HELENA - Gov. Steve Bullock announced Monday at a press conference the state’s fire fund has been completely filled for the first time in the fund’s existence.
Due to an excess of funds in the state budget from recent fiscal year, the state of Montana was able to transfer $46.7 million to the fire fund reaching its statutory cap of $101.5 million.
“We were able to do this because of the prudent fiscal management and careful stewardship of taxpayer dollars by state agencies under the executive branch as well as other savings,” said Bullock. “At the start of the pandemic I asked state agencies to tighten their belts and I’m pleased that they did so.”
State agencies finished the fiscal year under budget, and by law the remaining balance is then transferred to the fire fund. When the fire fund is full, any additional dollars then go to the general fund.
Bullock noted a full fire fund is a great benefit to Montnanans, allowing the state a much needed cushion during the uncertain times of the COVID-19 pandemic.
The 10-year average for fire suppression cost to the state is around $21 million. The historic 2017 fire season ended up costing around $65 million on the state side.
“We are also making sure that Montana is prepared not just this year, but for several years to come. The fire fund now contains enough money to cover nearly five average years of state fire suppression cost,” said Bullock.
The state has around $620 million in reserves between the general fund, fire fund and the Budget Stabilization Reserve as it begins the next fiscal year.
“While none of us could have anticipated a global pandemic as we wrapped up the 2019 legislative session, we did anticipate that the unexpect to come our way.
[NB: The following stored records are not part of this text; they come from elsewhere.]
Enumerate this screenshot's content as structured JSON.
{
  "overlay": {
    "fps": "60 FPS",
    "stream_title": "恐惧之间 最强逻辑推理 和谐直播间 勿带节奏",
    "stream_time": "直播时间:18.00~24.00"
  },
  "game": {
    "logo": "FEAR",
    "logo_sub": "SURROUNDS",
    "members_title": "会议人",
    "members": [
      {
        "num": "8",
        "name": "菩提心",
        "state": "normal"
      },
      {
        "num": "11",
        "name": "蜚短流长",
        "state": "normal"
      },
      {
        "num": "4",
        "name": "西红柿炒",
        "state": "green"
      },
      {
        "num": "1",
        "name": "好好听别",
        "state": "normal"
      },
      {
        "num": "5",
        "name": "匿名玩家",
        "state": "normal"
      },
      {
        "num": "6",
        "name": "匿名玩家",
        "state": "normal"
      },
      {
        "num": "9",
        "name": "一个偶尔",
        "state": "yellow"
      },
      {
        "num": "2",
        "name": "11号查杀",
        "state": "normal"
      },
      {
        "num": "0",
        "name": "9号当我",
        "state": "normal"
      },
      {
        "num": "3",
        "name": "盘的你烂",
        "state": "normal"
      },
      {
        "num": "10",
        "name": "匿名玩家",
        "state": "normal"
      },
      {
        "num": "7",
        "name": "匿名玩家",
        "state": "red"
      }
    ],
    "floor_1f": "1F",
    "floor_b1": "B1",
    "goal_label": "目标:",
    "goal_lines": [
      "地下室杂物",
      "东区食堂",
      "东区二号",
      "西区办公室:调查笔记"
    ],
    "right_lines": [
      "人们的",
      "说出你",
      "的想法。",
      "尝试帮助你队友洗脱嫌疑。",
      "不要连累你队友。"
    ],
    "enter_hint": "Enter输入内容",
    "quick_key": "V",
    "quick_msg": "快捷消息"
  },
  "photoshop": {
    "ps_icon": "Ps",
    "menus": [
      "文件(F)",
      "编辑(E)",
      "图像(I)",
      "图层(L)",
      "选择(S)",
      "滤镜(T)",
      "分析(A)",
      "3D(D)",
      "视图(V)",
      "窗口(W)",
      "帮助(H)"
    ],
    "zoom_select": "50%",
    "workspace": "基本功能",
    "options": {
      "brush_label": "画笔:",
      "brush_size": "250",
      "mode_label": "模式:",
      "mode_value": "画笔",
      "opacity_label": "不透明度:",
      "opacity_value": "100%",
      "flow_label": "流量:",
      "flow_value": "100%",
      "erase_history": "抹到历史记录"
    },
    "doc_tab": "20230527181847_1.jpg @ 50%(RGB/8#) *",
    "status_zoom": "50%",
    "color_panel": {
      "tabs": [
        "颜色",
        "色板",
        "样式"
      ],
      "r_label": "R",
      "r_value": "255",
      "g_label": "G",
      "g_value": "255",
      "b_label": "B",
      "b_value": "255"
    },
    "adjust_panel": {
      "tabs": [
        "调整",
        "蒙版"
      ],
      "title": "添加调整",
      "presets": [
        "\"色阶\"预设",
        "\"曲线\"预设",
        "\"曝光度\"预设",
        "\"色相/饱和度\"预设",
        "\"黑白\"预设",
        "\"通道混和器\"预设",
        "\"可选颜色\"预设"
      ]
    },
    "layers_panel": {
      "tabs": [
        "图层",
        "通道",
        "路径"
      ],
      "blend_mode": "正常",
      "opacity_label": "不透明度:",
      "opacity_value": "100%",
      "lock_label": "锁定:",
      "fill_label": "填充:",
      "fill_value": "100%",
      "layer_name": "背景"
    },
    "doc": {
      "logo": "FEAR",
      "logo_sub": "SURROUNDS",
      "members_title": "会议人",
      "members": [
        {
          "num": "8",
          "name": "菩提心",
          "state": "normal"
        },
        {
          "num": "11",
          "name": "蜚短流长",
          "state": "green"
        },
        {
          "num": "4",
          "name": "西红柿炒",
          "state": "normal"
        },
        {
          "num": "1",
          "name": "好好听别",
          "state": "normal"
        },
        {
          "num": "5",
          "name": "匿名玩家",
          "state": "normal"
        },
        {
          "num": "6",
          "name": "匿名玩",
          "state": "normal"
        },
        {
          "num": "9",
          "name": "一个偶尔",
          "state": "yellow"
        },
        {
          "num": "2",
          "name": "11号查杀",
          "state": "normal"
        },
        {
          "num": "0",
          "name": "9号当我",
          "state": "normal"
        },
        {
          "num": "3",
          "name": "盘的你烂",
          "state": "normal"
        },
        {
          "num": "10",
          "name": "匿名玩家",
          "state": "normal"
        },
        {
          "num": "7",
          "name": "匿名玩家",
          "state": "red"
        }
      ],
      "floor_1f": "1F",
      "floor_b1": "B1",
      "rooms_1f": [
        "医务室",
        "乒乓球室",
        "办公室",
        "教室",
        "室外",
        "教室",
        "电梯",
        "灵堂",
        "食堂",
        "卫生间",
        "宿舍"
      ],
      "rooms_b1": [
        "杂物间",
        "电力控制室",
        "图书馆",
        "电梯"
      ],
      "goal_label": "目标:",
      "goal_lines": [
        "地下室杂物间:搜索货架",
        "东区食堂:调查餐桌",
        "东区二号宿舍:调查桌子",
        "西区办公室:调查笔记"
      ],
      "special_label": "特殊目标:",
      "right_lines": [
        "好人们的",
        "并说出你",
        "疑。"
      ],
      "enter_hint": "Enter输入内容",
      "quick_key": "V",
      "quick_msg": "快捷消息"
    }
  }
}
We took the right steps to make sure and left money in the bank for unforeseen circumstances,” said Bullock.
Earlier this year, Republican legislative leaders questioned whether the state should scale back spending, including personnel cuts, to save money in anticipation of revenue dropping off the cliff.
Bullock rejected the idea of budget cuts at the beginning of the pandemic, and still holds to the position.
“While we’re certainly not immune in Montana to the nationwide economic challenges--and projections are just that, projections-- we are resilient,” said Bullock. “We find no reason to make find cuts to essential services as they’re more essential than ever as we face this pandemic and these correlating economic challenges. We’ll continue to manage our budget as we have this pandemic, based on science and facts not politics.”
With it only being halfway through August and plenty of fire season left, Bullock is urging Montanans to redouble their efforts in using caution with fire this year, and ensuring their campfire doesn’t end up costing taxpayers millions of dollars.